Go through the data and copy each line where the word "builds" shows up.

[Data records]
++++++++
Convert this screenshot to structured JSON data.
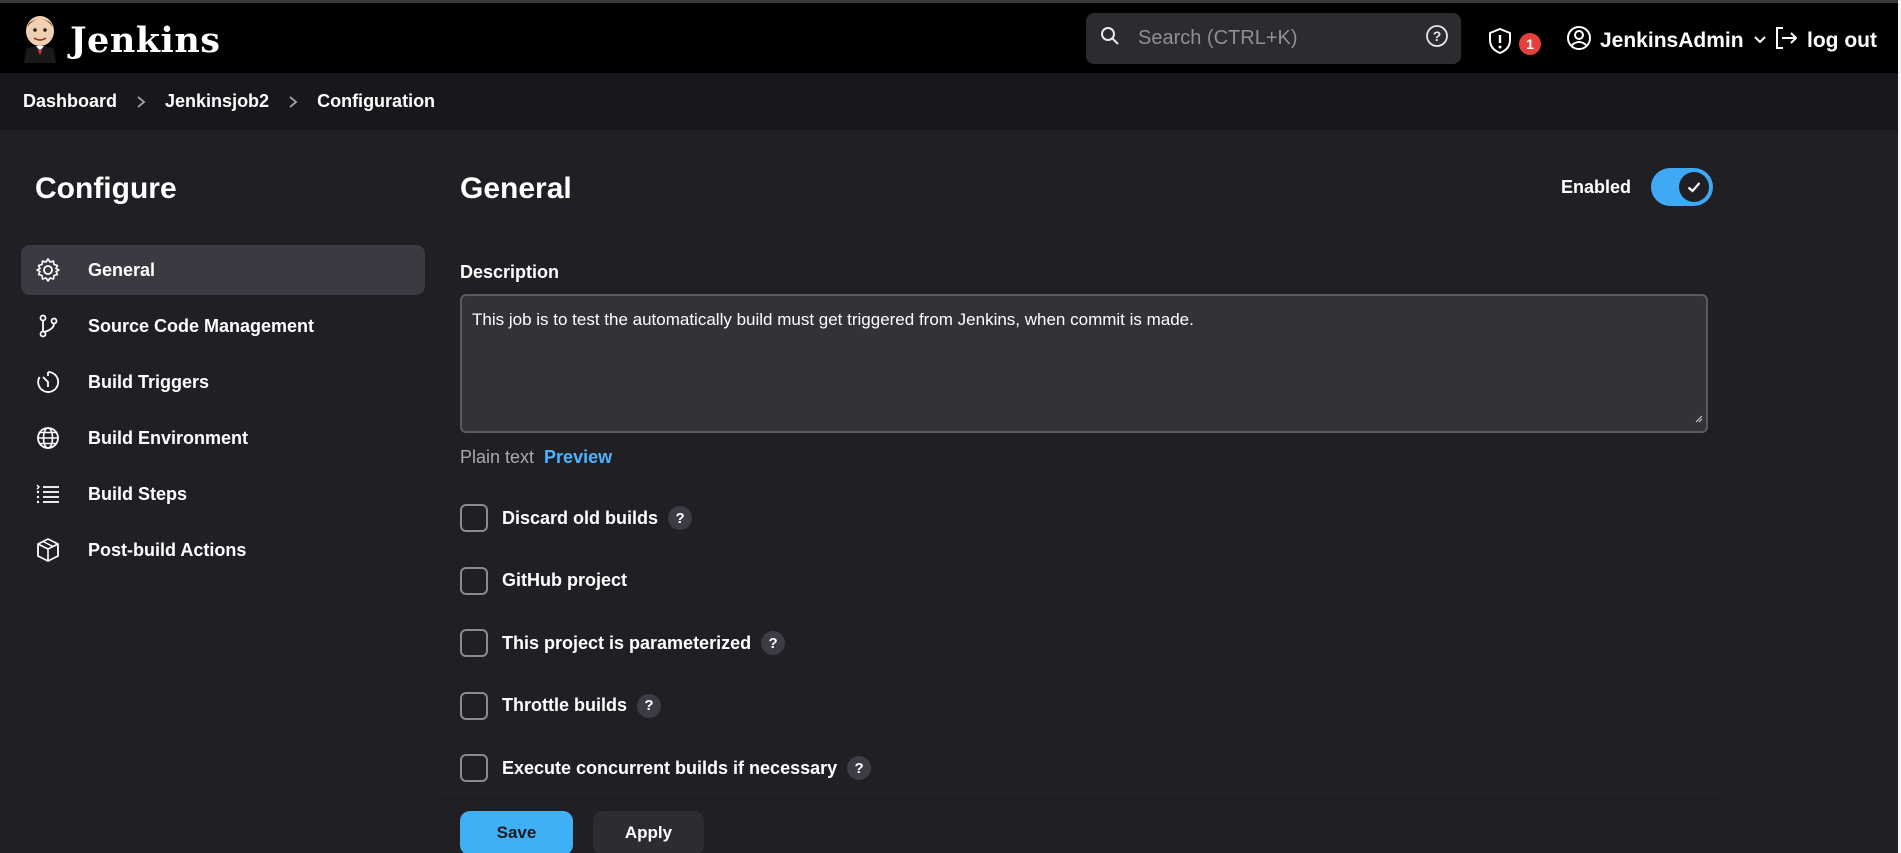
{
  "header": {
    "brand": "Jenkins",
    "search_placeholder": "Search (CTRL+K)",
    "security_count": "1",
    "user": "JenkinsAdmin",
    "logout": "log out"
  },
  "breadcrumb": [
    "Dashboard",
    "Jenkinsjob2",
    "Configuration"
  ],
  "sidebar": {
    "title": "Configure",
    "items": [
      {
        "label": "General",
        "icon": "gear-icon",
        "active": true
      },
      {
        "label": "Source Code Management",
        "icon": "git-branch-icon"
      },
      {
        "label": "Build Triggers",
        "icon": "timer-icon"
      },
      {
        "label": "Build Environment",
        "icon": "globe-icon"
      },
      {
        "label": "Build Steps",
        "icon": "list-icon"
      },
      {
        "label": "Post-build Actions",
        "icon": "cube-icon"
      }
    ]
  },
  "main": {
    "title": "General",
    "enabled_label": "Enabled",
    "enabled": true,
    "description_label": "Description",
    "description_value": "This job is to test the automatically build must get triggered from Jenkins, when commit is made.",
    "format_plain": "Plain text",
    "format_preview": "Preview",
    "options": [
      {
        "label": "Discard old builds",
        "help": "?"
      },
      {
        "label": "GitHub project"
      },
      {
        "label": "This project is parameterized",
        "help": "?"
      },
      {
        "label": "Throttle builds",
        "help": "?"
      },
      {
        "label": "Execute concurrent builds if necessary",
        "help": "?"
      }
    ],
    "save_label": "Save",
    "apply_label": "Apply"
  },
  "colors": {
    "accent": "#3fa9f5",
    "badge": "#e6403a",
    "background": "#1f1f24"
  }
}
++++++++
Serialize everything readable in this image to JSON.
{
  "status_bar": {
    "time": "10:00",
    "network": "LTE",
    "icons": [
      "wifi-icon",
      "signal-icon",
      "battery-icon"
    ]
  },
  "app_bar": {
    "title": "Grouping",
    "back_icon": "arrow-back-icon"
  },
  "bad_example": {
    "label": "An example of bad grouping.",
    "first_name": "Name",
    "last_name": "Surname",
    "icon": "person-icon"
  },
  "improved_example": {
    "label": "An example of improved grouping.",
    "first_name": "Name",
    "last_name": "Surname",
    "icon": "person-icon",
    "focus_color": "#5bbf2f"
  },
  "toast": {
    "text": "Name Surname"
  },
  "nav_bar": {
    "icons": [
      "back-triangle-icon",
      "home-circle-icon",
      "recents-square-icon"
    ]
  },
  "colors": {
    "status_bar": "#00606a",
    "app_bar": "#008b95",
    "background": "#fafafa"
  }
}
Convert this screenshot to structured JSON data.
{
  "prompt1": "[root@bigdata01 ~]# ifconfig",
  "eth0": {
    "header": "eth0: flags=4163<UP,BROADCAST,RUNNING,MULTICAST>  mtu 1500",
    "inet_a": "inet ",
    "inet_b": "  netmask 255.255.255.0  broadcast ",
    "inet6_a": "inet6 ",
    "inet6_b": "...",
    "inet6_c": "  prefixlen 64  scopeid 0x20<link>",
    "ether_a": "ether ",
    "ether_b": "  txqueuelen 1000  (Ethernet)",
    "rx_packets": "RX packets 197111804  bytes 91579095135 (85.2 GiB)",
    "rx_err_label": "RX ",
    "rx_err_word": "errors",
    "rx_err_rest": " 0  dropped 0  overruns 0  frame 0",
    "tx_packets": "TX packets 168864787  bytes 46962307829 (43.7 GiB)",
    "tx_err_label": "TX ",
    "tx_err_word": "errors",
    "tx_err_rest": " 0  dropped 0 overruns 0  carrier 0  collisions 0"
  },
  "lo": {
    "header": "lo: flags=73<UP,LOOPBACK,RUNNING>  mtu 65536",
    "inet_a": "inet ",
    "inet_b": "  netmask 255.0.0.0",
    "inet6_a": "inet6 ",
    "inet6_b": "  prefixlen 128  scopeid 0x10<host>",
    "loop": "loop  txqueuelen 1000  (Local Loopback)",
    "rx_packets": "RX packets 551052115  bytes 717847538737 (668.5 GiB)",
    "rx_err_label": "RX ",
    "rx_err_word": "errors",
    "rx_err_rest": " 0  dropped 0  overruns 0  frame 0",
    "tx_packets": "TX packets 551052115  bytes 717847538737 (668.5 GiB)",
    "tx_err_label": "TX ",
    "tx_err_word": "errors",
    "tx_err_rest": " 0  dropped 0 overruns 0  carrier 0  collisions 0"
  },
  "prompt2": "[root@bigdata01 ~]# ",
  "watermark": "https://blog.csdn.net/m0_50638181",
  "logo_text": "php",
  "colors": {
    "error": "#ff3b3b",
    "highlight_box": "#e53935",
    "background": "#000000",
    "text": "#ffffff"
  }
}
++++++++
— Reply to the exercise —
        "label": "Discard old builds",
        "label": "Throttle builds",
        "label": "Execute concurrent builds if necessary",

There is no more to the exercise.